Jupiter is a striking feature of our Solar System. The largest planet by far, and home to incredible storms larger and more powerful than anything on Earth, Jupiter has recently been thrown into focus with some incredible new images. Recent looks have shown us developments that have thrown what we know about the planet into disarray. Slowly, using information gathered by the Juno space mission, scientists are discerning exactly what is going on with the planet, and the changes it's undergoing that we have never seen before.
But one of the most striking features of Jupiter is it's moon Io. And scientists were very fortunate that Juno happened to be passing by as an incredible eclipse occurred.
Io is one of the superstars of the cosmic world. A roiling volcanic world regularly shooting plumes of fire into space. It was the first and remains the only example of extraterrestrial volcanic activity that we have discovered so far. Examining Io gives mankind a look at the ancient past of the Earth, as in primordial days it was similar volcanic and ever-shifting.
The Black Spot
The moon takes 1.77 days to orbit the planet.

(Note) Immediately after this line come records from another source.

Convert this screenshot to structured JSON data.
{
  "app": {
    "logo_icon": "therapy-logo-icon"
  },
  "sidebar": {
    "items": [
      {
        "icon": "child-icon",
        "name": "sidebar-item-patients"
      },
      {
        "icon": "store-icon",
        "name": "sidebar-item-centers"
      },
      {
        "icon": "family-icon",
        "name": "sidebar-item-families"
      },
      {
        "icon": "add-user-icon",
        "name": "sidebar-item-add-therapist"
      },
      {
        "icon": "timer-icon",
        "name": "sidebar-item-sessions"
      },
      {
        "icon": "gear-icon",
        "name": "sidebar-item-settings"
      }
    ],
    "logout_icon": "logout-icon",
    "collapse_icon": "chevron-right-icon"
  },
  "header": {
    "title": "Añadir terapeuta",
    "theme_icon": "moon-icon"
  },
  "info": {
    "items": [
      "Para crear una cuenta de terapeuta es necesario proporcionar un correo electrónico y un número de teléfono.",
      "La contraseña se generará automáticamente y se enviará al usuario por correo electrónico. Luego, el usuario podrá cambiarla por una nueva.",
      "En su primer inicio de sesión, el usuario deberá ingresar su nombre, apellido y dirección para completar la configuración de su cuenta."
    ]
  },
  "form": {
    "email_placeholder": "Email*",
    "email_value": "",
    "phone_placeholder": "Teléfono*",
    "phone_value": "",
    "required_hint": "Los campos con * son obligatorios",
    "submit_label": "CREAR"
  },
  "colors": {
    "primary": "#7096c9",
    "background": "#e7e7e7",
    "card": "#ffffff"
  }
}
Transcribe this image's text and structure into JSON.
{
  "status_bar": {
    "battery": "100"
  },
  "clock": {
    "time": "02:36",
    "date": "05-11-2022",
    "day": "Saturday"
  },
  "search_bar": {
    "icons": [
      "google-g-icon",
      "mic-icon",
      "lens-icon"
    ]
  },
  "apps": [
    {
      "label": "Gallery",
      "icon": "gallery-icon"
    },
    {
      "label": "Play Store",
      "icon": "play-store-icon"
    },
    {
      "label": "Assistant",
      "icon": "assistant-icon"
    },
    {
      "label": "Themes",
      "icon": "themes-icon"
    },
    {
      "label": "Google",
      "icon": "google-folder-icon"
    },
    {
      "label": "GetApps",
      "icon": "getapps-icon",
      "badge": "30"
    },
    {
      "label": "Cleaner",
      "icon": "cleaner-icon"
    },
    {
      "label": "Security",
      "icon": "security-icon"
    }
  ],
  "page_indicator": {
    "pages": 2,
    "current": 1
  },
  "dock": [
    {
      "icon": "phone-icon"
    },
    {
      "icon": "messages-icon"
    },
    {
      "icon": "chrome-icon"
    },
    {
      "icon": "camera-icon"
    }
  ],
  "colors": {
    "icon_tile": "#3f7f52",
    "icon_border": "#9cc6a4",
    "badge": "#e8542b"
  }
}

Due to the enormous amount of gravity present on Jupiter, the friction created causes the huge amount of heat that is present on Io. Because Io is also the closest of the 3 moons in its orbit, it displays the giant black spot on Jupiter's surface when the timing is right. But the size of the planet dwarfs the moon's shadow.
Jupiter's Eclipse In Live
Shadow of the Moon Over the Earth For Comparison
Why is Io's Shadow So Dark?
The reason behind the disparity between how the Earth's and Jupiter's moons look during an eclipse, is the distance of the Sun. The Sun relative to Jupiter's position in space seems much smaller than it does from Earth (duh the distance), but this causes the difference seen above.
The small view of the Sun from Jupiter makes Io appear 4 times as large as the center of our Solar System. So the penumbra (fuzzy outer layer of a shadow) is extremely thin by Jupiter, but quite wide when looking at the shadow of the Moon on Earth.
Super Rare Occurrence That For Earth Might Not Happen for Much Longer
A triple eclipse was spotted back in 2009, with Io Ganymede and Callisto (the moons of Jupiter) all managing to line up at just the right angle to each block out a part of the Sun's light.
But though we might be used to seeing the Earth's Moon cover up the sky with incredible eclipses, it has slowly been getting farther and farther away from the Sun, to the point that at some point, maybe in our lifetimes, the moon's shadow will no longer cover the Earth.